*GIVEN ENTRIES*:

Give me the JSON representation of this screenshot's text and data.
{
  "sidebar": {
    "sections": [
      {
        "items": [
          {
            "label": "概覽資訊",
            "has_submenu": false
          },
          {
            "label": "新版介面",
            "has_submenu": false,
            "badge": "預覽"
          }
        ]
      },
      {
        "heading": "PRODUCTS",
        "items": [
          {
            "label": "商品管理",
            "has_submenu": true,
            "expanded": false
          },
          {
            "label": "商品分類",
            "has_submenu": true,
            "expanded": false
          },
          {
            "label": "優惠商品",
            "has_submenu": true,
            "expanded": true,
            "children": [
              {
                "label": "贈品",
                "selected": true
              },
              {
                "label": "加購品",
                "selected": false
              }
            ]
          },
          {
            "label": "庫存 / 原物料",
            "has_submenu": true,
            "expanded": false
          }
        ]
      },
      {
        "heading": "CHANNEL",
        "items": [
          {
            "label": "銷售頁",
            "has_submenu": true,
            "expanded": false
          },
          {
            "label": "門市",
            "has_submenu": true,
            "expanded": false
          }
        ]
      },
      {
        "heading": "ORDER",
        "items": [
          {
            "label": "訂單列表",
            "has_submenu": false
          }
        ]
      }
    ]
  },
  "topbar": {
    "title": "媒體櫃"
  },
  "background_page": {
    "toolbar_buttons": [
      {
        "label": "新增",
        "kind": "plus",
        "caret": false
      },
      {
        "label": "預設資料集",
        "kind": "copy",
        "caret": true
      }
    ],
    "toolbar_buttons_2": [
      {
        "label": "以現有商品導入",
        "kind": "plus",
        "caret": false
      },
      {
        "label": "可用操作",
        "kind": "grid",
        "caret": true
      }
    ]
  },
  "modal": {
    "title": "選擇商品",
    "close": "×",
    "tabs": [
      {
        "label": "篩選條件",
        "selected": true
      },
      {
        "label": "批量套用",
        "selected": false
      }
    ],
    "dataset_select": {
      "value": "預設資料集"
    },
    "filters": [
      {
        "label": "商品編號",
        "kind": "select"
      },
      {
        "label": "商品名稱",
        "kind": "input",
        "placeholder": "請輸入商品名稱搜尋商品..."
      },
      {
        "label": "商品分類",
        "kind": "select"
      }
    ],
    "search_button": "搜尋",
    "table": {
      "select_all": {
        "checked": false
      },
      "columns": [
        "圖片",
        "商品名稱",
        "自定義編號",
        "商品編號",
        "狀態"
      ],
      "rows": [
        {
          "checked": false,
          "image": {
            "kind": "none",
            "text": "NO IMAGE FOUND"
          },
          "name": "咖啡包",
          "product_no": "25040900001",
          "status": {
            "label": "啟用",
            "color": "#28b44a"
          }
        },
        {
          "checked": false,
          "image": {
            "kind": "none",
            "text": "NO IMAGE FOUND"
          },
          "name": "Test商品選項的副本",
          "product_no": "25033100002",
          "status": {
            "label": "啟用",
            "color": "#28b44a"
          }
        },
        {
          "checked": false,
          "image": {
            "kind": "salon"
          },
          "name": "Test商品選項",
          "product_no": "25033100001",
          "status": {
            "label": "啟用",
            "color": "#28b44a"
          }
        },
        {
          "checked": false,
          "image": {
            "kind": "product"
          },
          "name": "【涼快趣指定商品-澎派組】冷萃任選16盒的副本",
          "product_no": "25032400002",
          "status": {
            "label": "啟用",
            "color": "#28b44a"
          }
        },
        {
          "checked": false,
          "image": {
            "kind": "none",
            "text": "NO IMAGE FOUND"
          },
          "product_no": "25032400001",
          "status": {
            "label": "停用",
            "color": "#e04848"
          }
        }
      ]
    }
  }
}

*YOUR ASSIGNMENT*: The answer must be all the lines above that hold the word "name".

*EXPECTED ANSWER*:
          "name": "咖啡包",
          "name": "Test商品選項的副本",
          "name": "Test商品選項",
          "name": "【涼快趣指定商品-澎派組】冷萃任選16盒的副本",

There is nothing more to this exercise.